:: WORK ORDER ::
Wherever a line of the listing holds the string "desc", copy that line.

:: EXERCISE DATA ::
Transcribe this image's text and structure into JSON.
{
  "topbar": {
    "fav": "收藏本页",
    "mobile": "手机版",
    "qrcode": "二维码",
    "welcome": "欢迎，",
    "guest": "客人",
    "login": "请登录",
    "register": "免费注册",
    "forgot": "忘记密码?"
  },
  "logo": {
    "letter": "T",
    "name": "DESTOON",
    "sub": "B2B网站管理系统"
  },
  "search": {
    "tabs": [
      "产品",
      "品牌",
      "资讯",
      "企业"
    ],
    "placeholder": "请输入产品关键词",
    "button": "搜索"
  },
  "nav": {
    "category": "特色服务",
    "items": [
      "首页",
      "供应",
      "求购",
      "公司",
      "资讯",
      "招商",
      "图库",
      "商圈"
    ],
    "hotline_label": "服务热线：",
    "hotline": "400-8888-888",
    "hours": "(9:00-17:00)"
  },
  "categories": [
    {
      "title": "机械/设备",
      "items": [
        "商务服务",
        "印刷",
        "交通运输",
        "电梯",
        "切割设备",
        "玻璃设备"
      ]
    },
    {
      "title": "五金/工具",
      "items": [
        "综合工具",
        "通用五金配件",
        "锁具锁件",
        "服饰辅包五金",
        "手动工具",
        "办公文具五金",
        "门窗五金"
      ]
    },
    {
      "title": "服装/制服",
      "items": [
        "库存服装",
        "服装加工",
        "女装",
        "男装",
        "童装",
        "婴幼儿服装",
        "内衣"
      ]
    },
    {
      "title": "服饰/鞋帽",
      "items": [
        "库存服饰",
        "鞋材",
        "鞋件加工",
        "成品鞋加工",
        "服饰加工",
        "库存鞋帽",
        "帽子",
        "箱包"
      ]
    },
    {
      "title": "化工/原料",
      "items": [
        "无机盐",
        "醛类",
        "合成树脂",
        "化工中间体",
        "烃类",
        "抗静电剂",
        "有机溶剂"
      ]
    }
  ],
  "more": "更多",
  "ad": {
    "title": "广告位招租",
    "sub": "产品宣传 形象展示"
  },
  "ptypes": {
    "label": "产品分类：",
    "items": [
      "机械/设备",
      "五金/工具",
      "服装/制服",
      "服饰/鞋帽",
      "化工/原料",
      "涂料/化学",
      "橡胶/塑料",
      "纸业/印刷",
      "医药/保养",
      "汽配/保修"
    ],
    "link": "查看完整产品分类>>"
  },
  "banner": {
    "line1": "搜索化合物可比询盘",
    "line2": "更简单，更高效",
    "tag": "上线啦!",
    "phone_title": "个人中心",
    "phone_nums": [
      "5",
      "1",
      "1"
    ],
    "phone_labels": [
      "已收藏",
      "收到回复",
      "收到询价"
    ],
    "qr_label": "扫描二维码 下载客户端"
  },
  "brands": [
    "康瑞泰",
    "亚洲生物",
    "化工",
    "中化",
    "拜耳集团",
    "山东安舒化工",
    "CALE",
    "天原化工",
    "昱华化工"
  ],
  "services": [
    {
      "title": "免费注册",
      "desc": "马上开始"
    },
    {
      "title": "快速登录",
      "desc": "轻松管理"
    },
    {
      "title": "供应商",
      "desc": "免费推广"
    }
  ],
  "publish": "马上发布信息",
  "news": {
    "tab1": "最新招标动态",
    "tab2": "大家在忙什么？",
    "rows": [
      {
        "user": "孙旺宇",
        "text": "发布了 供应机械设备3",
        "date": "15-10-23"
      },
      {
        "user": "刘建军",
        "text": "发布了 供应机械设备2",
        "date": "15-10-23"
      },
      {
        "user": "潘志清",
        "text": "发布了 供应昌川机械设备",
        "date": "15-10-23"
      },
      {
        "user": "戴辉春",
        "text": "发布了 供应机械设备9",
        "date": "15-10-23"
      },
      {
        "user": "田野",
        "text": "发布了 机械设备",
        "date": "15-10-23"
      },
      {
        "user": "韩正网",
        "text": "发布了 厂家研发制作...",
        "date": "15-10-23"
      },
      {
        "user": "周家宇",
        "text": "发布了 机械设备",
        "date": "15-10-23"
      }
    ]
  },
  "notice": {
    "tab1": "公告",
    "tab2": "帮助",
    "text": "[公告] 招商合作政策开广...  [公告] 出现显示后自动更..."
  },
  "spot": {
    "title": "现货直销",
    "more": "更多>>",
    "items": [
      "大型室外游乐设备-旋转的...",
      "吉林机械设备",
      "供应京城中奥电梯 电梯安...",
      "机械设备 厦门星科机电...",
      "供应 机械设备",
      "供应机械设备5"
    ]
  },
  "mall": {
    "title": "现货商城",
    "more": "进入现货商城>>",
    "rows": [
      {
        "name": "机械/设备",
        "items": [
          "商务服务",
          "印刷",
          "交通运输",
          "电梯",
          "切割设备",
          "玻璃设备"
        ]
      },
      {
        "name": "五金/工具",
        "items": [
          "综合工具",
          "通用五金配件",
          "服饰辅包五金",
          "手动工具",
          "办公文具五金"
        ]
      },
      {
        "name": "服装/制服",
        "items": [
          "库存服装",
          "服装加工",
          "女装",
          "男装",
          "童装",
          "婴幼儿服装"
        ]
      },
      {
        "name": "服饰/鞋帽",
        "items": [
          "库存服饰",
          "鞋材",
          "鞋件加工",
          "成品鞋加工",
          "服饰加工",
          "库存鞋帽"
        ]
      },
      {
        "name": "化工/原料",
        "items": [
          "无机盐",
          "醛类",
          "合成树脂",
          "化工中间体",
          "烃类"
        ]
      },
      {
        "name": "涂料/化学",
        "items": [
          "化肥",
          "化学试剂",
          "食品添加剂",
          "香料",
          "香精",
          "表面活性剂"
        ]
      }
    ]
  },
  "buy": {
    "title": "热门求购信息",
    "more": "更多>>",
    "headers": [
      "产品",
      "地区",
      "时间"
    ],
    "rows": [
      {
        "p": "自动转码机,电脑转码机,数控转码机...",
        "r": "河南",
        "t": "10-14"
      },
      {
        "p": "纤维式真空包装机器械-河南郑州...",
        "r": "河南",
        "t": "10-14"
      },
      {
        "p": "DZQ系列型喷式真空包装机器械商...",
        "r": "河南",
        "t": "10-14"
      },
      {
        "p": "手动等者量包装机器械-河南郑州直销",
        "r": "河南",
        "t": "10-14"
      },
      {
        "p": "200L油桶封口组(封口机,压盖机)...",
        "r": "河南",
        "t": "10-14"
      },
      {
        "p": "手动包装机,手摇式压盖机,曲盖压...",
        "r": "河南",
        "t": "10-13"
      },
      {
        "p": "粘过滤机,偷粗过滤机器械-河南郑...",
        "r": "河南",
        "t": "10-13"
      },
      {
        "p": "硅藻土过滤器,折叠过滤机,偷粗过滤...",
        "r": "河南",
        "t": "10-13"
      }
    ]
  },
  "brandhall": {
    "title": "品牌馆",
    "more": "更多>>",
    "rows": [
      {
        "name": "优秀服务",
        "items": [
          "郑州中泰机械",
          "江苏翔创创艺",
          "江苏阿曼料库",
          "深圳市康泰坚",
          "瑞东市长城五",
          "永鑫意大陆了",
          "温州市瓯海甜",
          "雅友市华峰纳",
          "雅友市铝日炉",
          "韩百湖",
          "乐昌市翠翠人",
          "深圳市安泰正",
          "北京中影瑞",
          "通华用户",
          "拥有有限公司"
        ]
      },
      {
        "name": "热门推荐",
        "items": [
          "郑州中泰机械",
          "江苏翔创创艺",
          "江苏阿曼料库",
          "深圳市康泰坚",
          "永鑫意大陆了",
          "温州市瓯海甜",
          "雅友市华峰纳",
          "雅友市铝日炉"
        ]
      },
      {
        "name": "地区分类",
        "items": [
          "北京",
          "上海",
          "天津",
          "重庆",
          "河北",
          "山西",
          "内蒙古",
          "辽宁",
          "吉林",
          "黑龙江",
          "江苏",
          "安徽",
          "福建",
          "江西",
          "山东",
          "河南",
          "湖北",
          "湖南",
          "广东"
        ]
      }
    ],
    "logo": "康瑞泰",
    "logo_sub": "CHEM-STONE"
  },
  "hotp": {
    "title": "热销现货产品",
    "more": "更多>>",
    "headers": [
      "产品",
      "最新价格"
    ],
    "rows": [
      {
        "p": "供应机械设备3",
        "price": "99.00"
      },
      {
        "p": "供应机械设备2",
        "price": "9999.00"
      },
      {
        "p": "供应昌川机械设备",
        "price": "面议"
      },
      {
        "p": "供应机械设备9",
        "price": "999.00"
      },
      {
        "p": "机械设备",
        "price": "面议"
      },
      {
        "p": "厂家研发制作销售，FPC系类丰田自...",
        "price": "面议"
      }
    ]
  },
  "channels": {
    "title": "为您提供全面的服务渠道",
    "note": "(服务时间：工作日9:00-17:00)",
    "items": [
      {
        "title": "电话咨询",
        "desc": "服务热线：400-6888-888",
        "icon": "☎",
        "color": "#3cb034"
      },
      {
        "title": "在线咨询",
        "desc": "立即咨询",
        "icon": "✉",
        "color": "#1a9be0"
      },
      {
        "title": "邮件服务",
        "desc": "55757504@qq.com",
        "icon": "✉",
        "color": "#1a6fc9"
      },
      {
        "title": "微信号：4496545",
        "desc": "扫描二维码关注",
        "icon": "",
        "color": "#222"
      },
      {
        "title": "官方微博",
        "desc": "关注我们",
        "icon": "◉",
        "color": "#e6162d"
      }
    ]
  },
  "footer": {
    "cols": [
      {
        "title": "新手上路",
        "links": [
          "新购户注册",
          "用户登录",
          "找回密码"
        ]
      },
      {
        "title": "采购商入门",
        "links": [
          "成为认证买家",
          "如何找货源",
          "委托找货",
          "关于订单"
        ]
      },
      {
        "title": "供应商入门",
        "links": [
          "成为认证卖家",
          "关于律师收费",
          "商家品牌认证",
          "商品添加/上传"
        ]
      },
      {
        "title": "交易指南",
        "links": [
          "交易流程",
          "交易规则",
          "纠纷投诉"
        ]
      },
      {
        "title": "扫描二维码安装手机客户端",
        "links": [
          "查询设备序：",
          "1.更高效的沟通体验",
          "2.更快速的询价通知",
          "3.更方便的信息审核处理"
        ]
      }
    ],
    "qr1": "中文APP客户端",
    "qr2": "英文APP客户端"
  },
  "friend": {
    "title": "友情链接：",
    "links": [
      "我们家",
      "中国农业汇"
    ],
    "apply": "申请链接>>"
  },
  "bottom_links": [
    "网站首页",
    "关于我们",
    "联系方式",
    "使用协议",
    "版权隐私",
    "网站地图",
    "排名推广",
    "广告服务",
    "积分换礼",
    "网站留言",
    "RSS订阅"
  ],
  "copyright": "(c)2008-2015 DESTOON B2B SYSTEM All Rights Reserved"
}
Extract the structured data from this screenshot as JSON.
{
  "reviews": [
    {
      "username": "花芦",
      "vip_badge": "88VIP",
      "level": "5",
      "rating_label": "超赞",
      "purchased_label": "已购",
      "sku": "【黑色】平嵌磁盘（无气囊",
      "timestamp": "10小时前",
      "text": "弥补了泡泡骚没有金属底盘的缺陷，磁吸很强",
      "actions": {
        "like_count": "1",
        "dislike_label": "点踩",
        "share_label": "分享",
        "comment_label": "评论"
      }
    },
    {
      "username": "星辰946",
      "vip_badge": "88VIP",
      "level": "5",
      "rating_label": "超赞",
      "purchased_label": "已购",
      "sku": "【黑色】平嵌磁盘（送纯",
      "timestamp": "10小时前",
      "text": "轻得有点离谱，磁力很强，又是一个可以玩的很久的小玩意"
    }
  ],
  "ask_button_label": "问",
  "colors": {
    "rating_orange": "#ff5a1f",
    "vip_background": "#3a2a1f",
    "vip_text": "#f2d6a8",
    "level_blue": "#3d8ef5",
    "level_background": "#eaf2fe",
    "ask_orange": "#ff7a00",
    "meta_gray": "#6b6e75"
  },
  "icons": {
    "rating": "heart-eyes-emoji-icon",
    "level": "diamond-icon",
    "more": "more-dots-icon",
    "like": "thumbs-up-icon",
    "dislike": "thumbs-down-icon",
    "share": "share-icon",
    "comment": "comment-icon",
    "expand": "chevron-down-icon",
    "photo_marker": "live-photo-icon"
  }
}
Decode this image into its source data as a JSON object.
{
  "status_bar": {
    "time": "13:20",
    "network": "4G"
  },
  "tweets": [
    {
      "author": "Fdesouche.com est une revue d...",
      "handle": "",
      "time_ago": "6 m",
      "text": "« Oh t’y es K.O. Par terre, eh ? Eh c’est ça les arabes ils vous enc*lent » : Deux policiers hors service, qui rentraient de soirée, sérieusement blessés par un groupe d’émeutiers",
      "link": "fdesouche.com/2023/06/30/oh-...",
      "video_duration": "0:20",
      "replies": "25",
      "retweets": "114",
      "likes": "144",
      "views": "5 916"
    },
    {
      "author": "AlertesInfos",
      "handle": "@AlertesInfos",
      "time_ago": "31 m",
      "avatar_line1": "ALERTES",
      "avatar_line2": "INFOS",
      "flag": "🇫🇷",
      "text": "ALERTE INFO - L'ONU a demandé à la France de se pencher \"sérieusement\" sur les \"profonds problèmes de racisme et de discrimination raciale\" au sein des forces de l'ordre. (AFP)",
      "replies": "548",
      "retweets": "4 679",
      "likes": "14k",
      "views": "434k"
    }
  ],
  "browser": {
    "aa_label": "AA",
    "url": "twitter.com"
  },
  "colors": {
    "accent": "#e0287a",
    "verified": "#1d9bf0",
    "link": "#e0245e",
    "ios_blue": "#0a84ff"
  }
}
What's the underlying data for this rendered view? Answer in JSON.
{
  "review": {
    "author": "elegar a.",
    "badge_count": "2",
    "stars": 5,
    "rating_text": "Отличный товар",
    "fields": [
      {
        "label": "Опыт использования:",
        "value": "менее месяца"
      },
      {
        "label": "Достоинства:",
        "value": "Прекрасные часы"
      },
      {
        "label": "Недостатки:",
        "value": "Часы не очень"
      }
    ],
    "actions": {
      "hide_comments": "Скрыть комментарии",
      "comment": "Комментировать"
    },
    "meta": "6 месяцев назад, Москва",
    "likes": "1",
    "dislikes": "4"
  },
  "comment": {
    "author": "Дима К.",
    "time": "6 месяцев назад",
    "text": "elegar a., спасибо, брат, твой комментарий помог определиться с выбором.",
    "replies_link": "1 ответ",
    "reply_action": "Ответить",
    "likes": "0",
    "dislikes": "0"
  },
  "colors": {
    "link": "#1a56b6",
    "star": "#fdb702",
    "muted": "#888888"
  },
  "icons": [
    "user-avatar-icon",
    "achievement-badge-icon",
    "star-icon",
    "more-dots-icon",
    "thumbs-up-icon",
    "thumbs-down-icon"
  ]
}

:: SOLUTION TO THIS EXERCISE ::
      "desc": "马上开始"
      "desc": "轻松管理"
      "desc": "免费推广"
        "desc": "服务热线：400-6888-888",
        "desc": "立即咨询",
        "desc": "55757504@qq.com",
        "desc": "扫描二维码关注",
        "desc": "关注我们",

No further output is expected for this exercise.